━━━ DATA TO EXAMINE ━━━

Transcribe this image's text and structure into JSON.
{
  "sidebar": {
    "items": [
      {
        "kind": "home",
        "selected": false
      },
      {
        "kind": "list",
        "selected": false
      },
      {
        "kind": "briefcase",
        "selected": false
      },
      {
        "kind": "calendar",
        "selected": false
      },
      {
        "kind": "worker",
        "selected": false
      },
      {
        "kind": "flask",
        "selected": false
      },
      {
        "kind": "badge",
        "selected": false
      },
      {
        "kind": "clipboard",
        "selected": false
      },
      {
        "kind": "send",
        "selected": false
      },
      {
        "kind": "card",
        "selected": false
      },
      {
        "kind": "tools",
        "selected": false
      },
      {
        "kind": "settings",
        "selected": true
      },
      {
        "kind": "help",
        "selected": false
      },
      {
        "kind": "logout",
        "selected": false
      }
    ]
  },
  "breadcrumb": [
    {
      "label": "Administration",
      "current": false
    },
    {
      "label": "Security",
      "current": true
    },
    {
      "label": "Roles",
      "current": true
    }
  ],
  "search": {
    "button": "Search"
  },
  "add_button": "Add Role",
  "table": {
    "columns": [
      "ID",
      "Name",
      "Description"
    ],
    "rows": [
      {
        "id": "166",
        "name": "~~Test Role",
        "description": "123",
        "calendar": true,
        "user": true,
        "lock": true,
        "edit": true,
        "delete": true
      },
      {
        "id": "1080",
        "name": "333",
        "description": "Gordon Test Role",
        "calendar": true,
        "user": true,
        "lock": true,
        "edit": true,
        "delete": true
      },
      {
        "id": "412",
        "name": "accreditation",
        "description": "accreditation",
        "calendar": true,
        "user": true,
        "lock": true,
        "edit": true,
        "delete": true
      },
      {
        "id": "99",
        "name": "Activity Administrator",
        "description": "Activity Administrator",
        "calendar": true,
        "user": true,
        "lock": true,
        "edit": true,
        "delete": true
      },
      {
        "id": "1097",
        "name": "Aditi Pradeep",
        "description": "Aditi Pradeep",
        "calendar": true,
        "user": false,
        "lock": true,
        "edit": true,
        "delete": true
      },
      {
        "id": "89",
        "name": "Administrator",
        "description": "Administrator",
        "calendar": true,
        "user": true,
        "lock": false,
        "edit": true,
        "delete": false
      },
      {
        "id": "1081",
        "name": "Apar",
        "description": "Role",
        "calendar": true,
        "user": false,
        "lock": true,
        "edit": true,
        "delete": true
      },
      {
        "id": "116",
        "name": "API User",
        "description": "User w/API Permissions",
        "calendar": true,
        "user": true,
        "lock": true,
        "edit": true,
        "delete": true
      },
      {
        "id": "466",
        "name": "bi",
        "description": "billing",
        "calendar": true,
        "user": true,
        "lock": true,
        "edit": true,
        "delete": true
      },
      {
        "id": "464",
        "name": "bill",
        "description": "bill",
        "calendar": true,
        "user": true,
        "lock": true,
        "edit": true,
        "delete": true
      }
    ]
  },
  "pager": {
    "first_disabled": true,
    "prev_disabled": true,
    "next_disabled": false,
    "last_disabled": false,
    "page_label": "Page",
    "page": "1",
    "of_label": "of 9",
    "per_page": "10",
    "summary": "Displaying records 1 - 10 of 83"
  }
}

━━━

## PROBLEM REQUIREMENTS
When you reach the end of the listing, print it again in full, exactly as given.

## YOUR RESPONSE
Transcribe this image's text and structure into JSON.
{
  "sidebar": {
    "items": [
      {
        "kind": "home",
        "selected": false
      },
      {
        "kind": "list",
        "selected": false
      },
      {
        "kind": "briefcase",
        "selected": false
      },
      {
        "kind": "calendar",
        "selected": false
      },
      {
        "kind": "worker",
        "selected": false
      },
      {
        "kind": "flask",
        "selected": false
      },
      {
        "kind": "badge",
        "selected": false
      },
      {
        "kind": "clipboard",
        "selected": false
      },
      {
        "kind": "send",
        "selected": false
      },
      {
        "kind": "card",
        "selected": false
      },
      {
        "kind": "tools",
        "selected": false
      },
      {
        "kind": "settings",
        "selected": true
      },
      {
        "kind": "help",
        "selected": false
      },
      {
        "kind": "logout",
        "selected": false
      }
    ]
  },
  "breadcrumb": [
    {
      "label": "Administration",
      "current": false
    },
    {
      "label": "Security",
      "current": true
    },
    {
      "label": "Roles",
      "current": true
    }
  ],
  "search": {
    "button": "Search"
  },
  "add_button": "Add Role",
  "table": {
    "columns": [
      "ID",
      "Name",
      "Description"
    ],
    "rows": [
      {
        "id": "166",
        "name": "~~Test Role",
        "description": "123",
        "calendar": true,
        "user": true,
        "lock": true,
        "edit": true,
        "delete": true
      },
      {
        "id": "1080",
        "name": "333",
        "description": "Gordon Test Role",
        "calendar": true,
        "user": true,
        "lock": true,
        "edit": true,
        "delete": true
      },
      {
        "id": "412",
        "name": "accreditation",
        "description": "accreditation",
        "calendar": true,
        "user": true,
        "lock": true,
        "edit": true,
        "delete": true
      },
      {
        "id": "99",
        "name": "Activity Administrator",
        "description": "Activity Administrator",
        "calendar": true,
        "user": true,
        "lock": true,
        "edit": true,
        "delete": true
      },
      {
        "id": "1097",
        "name": "Aditi Pradeep",
        "description": "Aditi Pradeep",
        "calendar": true,
        "user": false,
        "lock": true,
        "edit": true,
        "delete": true
      },
      {
        "id": "89",
        "name": "Administrator",
        "description": "Administrator",
        "calendar": true,
        "user": true,
        "lock": false,
        "edit": true,
        "delete": false
      },
      {
        "id": "1081",
        "name": "Apar",
        "description": "Role",
        "calendar": true,
        "user": false,
        "lock": true,
        "edit": true,
        "delete": true
      },
      {
        "id": "116",
        "name": "API User",
        "description": "User w/API Permissions",
        "calendar": true,
        "user": true,
        "lock": true,
        "edit": true,
        "delete": true
      },
      {
        "id": "466",
        "name": "bi",
        "description": "billing",
        "calendar": true,
        "user": true,
        "lock": true,
        "edit": true,
        "delete": true
      },
      {
        "id": "464",
        "name": "bill",
        "description": "bill",
        "calendar": true,
        "user": true,
        "lock": true,
        "edit": true,
        "delete": true
      }
    ]
  },
  "pager": {
    "first_disabled": true,
    "prev_disabled": true,
    "next_disabled": false,
    "last_disabled": false,
    "page_label": "Page",
    "page": "1",
    "of_label": "of 9",
    "per_page": "10",
    "summary": "Displaying records 1 - 10 of 83"
  }
}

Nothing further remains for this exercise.